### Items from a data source
********

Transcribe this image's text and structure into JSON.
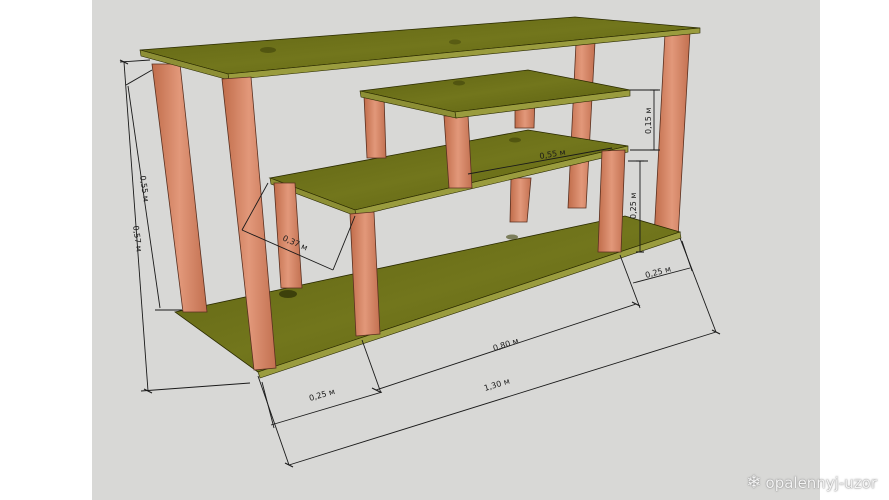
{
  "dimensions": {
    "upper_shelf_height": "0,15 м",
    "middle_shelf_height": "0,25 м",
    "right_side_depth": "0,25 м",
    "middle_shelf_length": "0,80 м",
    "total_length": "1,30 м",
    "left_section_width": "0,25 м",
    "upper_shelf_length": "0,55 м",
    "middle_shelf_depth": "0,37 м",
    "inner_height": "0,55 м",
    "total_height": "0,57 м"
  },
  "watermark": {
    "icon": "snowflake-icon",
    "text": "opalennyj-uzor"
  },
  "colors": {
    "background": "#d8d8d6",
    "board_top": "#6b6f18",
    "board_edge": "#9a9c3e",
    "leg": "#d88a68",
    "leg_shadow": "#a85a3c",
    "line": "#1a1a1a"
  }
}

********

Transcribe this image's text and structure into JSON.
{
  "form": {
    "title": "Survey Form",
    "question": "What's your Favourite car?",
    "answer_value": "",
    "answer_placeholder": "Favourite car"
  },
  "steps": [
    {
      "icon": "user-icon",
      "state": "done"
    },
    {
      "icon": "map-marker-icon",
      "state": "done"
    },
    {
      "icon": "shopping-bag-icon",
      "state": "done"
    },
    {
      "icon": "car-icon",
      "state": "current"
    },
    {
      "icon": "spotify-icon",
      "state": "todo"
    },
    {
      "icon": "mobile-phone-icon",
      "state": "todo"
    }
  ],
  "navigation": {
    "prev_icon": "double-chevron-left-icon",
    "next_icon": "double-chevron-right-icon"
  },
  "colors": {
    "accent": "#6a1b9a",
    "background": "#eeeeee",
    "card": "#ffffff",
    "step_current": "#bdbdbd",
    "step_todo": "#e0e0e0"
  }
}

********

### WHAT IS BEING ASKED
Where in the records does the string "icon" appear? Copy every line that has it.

### SOLUTION TO THIS TASK
    "icon": "snowflake-icon",
      "icon": "user-icon",
      "icon": "map-marker-icon",
      "icon": "shopping-bag-icon",
      "icon": "car-icon",
      "icon": "spotify-icon",
      "icon": "mobile-phone-icon",
    "prev_icon": "double-chevron-left-icon",
    "next_icon": "double-chevron-right-icon"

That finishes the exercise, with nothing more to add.